Measles outbreak across the U.S: A growing concern

As a growing number of measles cases breaks out in western states, the debate about whether to vaccinate has come under scrutiny again. Here on campus, there are currently 14 students missing some or all vaccinations.

Anti-vaccinators, a group of people rallying against vaccinations, have come out of the woodworks in recent years under Facebook group names such as “Moms Against Vaccination.” “Anti-vaxxers,” as they’re often referred to, commonly use alternatives such as essential oils or vitamins as substitutes for vaccinations. Medical professionals are concerned about the rising rate of measles as a result.

“We’ve been able to almost eradicate many diseases worldwide, many which were life changing and or life threatening, so I think that being vaccinated is a safe and healthy thing for people to do,” said Mary Masson, director of Bergeron Wellness Center. “What you’re seeing in these cases is children that are getting very ill and sometimes dying from the measles again, where we had the means to protect those children with a proper vaccination.”

The anti vaccination movement stems from British study published in 1995 claiming a link between the measles-mumps-rubella vaccine (MMR) and autism. Although subsequent studies have scientifically debunked the premise time and time again, this link resonates with anti-vaccinators. Another study, published Monday in the Annals of Internal Medicine, shows no association between the MMR vaccine and autism.

“The vaccine related to autism theory has got to be the one study that was then debunked that has always stuck with people,” Masson said. “It was one study by a British physician. It was not only a fraudulent study and totally debunked, he then lost his medical license. And yet, people today still believe his study that is linked to autism. So, there is no scientific evidence that any vaccines are linked to autism.”

With this trend on the rise, more and more young children have parents choosing not to vaccinate them. This leaves other children at risk for possible diseases, as well as the teachers and supervisors around them. “I grew up in a family with immune-system-compromised members, so to me, they’re important,” said a 2018 St. Michael’s Alumni, now working as a schoolteacher. “I’m there to teach them, whether they’re vaccinated or not. If I did have a student who was unvaccinated, I would definitely make sure to deep clean my room everyday, and especially when the flu or stomach bug is going around.”
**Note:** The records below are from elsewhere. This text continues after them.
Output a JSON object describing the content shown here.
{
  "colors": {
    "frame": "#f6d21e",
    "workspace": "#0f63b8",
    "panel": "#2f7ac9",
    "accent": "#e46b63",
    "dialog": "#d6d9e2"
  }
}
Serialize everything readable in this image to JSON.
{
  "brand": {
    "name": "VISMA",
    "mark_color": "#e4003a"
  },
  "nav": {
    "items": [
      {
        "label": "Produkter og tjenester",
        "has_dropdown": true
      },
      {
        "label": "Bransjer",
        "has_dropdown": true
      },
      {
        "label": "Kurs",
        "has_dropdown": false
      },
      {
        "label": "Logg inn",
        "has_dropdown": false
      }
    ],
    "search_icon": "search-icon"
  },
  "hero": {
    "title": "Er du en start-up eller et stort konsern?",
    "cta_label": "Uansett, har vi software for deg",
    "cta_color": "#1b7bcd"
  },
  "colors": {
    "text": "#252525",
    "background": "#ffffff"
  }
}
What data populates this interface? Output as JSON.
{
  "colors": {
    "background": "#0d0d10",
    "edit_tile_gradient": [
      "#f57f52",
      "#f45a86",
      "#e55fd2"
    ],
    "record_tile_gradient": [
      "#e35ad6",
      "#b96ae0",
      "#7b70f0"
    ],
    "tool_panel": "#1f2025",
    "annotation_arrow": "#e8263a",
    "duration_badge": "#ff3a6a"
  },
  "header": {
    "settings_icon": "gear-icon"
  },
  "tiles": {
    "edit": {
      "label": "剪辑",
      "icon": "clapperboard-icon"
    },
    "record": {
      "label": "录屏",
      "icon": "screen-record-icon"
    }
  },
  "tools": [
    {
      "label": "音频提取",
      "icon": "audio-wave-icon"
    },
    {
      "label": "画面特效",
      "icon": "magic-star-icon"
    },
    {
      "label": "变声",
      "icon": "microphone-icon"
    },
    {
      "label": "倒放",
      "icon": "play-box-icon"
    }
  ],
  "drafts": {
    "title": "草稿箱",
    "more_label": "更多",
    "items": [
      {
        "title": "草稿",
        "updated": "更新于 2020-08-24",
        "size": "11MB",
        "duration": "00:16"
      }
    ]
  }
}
Falling vaccination rates can directly cause harm to children and adults who are unable to get vaccinated, said the U.S. National Library of Medicine on their website. The anti-vaccination movement has made headlines recently due to the re-emergence of diseases such as measles, which were once almost eradicated. The Center for Diseases Control [CDC] reports 159 measles cases in 10 states. Common symptoms of measles are ear infections or diarrhea, and in some cases, hearing loss or death due to pneumonia caused by measles.

“The easy problem to look at is that people aren’t vaccinating their kids, so here comes a bunch of medieval diseases we haven’t had for a long time because we’ve had vaccines,” said Daniel Mallory ’21, a biochemistry and math major. “Measles is easily one of the most infectious diseases, and it didn’t exist anymore for a reason.”

Certain vaccinations are required by the Vermont Department of Health in order to attend schooling of all ages, including college. These vaccinations include the Measles, Mumps, Rubella vaccine [MMR], chickenpox, tetanus, and hepatitis B. However, students are able to sign a medical exemption, or an exemption claiming religious beliefs, and still attend St. Michael’s.

“If they do sign an exemption saying they have a religious reason why they don’t want to get vaccinated, or a medical reason, then they can do that, and still be a student here, but we keep track of who they are,” Masson said. “If there is an outbreak of any one of those things that they’re not properly vaccinated for, they are notified immediately and given the chance to get vaccinated and or leave campus for their safety, so they’re not exposed to it.”

Cases of the measles and the mumps have been coming up across the map, occurring mostly in the Northwest and New York State. St. Michael’s experienced its own cases of the mumps last year, with three students affected by the disease – all three having not only their MMR vaccination, but also a booster shot against MMR as well.

“The booster gives your immune system that boost to react to it, and then supposedly you have lifelong immunity,” said Masson. “What we’re
finding with the mumps is there’s a certain small percentage of the population that immunity waned. So, even though those students were vaccinated, they lost a little bit of their immunity. They did not get as serious a case of the mumps, but they still got the mumps.” The CDC is now looking at the possibility of a third booster shot, Masson said.